### ACTIVITY:
Search the records for the word "title". Copy every line where it appears.

Entries taken from a collection
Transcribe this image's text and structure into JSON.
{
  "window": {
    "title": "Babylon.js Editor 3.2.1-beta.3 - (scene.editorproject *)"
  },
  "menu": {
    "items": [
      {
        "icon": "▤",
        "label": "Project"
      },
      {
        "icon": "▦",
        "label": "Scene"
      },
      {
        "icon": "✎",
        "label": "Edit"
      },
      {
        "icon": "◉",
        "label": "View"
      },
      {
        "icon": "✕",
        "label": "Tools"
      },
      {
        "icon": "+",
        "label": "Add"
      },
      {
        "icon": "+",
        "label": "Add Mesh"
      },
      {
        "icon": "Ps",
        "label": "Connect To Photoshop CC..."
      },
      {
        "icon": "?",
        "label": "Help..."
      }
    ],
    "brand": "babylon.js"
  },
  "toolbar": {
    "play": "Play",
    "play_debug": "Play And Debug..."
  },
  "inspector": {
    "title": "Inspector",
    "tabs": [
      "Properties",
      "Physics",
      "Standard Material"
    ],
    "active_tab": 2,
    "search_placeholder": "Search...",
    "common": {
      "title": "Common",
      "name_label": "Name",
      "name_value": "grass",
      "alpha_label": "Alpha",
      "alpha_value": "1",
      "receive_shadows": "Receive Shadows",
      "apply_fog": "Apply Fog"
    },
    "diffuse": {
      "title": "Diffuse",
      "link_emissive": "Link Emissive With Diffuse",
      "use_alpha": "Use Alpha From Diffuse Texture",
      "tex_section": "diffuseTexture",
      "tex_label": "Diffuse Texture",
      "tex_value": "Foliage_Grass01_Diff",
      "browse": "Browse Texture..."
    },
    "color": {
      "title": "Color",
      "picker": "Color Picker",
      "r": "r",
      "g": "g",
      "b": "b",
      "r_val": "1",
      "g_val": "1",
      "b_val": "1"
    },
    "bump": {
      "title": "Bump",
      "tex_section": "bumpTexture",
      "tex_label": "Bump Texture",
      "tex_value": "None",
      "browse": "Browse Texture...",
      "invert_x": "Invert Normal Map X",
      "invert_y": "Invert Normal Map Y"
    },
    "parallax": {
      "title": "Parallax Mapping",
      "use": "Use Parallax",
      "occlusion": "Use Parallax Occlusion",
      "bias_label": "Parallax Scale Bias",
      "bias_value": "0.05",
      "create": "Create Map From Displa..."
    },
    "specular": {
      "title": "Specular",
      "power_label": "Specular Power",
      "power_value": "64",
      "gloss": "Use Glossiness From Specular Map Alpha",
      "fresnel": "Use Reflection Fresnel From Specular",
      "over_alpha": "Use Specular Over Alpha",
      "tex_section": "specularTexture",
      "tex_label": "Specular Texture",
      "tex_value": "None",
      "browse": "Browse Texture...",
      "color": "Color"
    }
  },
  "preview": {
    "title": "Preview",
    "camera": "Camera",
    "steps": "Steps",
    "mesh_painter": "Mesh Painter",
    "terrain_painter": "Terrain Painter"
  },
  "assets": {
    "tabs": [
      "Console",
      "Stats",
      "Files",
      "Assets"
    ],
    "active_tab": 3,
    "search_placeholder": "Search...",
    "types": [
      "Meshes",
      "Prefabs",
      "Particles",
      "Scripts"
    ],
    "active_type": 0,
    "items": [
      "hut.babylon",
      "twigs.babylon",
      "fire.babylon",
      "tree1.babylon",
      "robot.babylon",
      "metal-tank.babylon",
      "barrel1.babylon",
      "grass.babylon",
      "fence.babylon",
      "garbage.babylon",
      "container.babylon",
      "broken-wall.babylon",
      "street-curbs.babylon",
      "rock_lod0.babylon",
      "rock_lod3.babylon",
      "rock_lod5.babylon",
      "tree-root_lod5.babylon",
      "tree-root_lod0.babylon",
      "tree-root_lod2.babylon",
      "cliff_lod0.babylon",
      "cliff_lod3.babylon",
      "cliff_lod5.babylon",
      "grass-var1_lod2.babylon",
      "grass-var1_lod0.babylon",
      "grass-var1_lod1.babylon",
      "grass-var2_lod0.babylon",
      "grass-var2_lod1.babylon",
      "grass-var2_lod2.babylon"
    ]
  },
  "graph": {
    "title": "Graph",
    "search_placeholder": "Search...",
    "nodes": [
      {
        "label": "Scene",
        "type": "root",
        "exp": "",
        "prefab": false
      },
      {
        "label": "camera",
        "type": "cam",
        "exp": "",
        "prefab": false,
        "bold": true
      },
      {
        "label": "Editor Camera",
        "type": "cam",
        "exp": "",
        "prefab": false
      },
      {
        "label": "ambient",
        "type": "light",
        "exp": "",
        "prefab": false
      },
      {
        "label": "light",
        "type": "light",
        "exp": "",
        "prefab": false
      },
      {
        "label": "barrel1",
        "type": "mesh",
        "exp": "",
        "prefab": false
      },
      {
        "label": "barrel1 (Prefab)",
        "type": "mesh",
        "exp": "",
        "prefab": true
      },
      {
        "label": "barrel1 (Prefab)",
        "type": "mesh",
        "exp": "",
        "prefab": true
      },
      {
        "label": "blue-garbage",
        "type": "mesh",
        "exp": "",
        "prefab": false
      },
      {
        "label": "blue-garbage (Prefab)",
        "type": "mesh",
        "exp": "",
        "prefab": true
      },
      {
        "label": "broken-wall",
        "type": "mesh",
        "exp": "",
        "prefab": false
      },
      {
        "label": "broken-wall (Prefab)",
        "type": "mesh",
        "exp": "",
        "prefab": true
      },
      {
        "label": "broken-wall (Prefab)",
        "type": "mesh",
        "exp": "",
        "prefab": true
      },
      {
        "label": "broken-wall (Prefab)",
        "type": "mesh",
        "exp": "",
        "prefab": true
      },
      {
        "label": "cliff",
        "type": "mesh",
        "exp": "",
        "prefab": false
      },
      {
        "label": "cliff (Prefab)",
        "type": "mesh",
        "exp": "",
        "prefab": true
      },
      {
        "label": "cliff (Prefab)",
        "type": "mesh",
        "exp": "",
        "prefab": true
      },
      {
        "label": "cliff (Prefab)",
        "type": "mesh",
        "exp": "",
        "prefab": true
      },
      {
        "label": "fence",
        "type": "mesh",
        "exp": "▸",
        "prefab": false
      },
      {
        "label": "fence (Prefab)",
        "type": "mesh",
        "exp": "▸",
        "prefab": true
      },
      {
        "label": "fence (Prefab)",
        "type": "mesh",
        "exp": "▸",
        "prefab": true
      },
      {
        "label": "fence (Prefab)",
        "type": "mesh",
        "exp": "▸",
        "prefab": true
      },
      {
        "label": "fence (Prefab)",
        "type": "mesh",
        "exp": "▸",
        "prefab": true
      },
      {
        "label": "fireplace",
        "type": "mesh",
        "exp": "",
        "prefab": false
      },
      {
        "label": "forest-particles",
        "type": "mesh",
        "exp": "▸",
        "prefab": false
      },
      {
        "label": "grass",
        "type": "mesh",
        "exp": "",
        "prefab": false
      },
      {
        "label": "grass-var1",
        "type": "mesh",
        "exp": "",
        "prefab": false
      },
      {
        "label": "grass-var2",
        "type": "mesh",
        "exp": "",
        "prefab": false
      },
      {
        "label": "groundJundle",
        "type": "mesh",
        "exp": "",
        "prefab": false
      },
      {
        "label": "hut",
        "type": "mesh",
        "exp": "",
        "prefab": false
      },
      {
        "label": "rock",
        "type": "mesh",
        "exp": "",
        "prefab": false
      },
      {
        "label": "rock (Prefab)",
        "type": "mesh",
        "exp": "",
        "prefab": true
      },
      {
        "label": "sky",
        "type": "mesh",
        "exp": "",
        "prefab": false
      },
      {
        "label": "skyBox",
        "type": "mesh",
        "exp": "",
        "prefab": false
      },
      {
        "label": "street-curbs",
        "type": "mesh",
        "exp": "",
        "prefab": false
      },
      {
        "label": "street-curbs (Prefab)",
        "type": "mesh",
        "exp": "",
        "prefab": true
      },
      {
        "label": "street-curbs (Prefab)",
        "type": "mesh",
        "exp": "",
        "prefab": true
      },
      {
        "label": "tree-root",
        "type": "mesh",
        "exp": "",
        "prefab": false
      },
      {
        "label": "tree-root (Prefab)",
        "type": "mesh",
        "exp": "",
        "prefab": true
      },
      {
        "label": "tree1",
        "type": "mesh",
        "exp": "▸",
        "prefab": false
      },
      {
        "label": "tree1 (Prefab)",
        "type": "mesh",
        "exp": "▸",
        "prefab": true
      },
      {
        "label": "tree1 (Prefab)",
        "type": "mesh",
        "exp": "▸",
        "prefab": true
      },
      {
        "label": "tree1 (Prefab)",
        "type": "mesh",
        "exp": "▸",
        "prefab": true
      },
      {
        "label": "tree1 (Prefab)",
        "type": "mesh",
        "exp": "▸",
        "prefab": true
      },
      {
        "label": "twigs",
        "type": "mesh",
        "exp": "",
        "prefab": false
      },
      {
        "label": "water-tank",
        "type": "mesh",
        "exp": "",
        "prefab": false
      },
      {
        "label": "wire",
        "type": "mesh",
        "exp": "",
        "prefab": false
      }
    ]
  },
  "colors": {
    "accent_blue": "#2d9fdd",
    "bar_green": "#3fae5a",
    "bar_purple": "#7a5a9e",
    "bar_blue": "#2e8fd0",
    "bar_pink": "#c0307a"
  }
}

### ANSWER AREA:
    "title": "Babylon.js Editor 3.2.1-beta.3 - (scene.editorproject *)"
    "title": "Inspector",
      "title": "Common",
      "title": "Diffuse",
      "title": "Color",
      "title": "Bump",
      "title": "Parallax Mapping",
      "title": "Specular",
    "title": "Preview",
    "title": "Graph",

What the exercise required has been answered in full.